KEY DATA: ADP: +214,000; HWOL: -162,100
IN A NUTSHELL: “It looks like the labor market is still tightening, though the softening in online want ads is a cautionary sign.”
WHAT IT MEANS: Friday we get the February employment report and with signs showing the economy is once again growing decently, the labor market is again the key factor in any future rate hikes. So, what might the jobs report look like? If the ADP estimate of private sector payroll gains is any guide, last month’s payroll increase should be a lot better than the 151,000 increase we saw in January. The ADP report showed that job increases were pretty evenly spread across all sizes of companies. They were also fairly even increases across industries. The services sector led the way, but there were a lot of new positions added in construction. The only weak link was, not surprisingly, manufacturing, which posted a decline in payrolls. Yesterday’s Institute for Supply Management’s manufacturing report showed the sector to be stabilizing, so there may not be many jobs cuts in the sector.
Whether job growth will accelerate was brought into question by the Conference Board’s February Help Wanted OnLine index, which fell sharply. The upward momentum seems to have been stunted over the past few months. Why that is happening is unclear. It could be that the economy is slowing, which seems to be the logical conclusion. The other may be that firms have not been able to fill so many of the jobs they already have open that they are cutting back on their advertising. Regardless, the softening is something to watch.
The Fed’s so-called Beige Book was released today. This contains discussions about economic activity in the nation and in each of the Fed Districts. Economic activity expanded in most districts and the labor market was decent, with wage gains strong in many areas. However, manufacturing, as we are seeing in most measures, was soft. The Fed members have done little to signal that the next rate hike is coming anytime soon, so we can be reasonably comfortable that there will not be any surprise at the end of the March 15-16 meeting.
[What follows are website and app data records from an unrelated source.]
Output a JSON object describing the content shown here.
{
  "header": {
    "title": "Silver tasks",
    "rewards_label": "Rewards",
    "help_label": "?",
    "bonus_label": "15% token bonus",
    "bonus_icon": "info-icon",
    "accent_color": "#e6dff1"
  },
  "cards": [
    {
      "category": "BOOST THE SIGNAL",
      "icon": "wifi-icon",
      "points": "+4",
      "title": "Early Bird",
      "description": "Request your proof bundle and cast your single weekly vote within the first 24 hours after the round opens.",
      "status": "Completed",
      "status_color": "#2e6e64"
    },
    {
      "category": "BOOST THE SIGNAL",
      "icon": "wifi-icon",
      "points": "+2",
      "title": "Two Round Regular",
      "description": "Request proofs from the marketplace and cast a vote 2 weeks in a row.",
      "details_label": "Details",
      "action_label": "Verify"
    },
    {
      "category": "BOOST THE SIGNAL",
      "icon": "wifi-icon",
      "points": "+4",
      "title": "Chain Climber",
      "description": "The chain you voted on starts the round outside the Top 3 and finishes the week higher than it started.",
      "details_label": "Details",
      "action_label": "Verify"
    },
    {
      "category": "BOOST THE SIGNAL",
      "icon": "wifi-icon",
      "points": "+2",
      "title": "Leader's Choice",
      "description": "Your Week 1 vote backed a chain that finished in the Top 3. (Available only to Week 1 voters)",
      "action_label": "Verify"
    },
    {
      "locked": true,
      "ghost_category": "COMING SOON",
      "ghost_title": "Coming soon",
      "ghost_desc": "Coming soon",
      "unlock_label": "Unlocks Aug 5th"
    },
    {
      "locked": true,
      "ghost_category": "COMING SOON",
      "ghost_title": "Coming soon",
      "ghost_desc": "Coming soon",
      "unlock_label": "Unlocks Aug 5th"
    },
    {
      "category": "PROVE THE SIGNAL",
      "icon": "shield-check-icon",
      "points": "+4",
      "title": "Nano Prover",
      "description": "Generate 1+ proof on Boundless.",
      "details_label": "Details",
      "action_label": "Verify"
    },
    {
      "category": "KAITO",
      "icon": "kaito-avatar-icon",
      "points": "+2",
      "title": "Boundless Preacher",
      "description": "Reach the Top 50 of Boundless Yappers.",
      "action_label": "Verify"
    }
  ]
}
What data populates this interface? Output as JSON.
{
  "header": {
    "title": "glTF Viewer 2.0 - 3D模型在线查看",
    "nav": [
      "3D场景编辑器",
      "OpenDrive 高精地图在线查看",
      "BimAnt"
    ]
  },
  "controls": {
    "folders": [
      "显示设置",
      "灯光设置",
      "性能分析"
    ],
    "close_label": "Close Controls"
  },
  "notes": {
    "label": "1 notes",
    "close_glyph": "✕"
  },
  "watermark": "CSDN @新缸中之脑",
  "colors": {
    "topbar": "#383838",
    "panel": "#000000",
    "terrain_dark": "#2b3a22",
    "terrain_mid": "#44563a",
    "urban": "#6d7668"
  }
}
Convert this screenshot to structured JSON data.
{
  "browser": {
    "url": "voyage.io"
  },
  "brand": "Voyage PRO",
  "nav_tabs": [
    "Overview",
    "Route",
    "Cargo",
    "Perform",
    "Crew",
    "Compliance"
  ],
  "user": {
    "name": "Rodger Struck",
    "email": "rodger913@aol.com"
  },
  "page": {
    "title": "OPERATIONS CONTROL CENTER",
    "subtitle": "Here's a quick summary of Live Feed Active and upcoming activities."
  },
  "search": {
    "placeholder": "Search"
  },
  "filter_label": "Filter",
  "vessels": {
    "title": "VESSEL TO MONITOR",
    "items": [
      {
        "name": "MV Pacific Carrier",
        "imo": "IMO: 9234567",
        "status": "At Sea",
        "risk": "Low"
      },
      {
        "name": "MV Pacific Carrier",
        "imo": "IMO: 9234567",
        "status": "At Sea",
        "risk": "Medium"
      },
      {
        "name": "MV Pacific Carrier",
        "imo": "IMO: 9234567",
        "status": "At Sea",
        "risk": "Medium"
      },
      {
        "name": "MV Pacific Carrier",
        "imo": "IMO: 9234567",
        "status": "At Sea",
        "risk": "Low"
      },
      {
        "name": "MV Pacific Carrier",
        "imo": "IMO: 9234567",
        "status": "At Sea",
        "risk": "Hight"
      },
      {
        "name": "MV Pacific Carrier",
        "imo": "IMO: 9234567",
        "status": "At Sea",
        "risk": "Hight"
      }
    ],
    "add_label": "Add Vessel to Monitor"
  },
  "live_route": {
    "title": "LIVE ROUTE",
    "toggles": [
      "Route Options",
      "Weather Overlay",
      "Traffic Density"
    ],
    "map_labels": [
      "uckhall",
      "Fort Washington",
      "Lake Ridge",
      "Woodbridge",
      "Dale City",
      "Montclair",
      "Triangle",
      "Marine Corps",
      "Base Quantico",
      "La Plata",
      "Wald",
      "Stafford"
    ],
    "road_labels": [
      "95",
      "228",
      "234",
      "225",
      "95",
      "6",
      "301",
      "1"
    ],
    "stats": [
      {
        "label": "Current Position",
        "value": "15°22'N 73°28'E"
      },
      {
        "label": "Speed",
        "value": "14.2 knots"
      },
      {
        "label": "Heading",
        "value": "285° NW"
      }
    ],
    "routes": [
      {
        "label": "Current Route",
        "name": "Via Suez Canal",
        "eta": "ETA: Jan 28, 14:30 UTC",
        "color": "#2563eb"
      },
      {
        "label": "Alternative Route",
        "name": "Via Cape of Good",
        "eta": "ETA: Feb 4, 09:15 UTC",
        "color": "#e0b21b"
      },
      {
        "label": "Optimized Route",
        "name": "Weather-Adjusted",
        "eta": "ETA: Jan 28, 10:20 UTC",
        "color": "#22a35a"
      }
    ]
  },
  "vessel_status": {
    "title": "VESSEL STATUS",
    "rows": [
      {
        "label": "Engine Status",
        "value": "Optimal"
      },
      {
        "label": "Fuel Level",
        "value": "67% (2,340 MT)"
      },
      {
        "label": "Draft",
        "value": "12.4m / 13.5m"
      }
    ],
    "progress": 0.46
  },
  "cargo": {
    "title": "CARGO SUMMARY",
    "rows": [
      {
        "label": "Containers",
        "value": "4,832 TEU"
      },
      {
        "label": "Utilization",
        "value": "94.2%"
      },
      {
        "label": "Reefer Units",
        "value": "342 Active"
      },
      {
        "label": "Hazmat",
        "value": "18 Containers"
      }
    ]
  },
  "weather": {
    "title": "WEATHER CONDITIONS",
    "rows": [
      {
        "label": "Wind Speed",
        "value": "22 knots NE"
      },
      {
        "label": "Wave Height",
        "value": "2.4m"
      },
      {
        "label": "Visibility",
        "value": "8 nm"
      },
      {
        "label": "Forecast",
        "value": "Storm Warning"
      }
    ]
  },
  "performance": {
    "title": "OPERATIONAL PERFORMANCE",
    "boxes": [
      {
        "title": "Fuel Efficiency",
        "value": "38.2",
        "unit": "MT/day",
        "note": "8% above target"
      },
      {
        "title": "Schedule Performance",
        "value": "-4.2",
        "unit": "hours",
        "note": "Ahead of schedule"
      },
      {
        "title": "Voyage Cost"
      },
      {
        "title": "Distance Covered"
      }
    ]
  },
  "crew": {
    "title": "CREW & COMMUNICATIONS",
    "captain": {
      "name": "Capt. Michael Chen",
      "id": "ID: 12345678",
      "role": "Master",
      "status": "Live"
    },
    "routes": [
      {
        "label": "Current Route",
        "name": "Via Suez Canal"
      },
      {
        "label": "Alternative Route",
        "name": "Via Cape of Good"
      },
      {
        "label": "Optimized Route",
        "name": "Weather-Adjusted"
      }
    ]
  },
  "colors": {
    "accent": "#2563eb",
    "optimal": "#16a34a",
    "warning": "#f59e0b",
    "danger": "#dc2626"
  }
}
MARKETS AND FED POLICY IMPLICATIONS: The jobs report could be crucial in setting the tone of the FOMC’s statement in two weeks. A strong one where wage growth is solid again, could provide the cover for the members to warn that another rate hike may be in the works. I expect payrolls to increase by about 225,000. That would be enough to make the argument that the labor market is still tightening. If it were followed by an even better March report, which comes out before the April 26-27 FOMC meeting, especially if the unemployment rate falls again, then it would hard to imagine the Committee not considering a rate hike. The problems the FOMC members worried about, including declining equity markets and continued weakness in oil, seem to have dissipated. World economic weakness persists, but it is not any worse than in December when rates were increased. And it appears that investors are beginning to recognize that the reports of a recession on the horizon were not much different than the fears about Mark Twain’s death – somewhat premature. As long as oil prices remain stable or slowly increase, the equity markets should be able to accept the reality of a decent economy and higher future rates. But I never underestimate the ability of investors to react in ways that you never expect.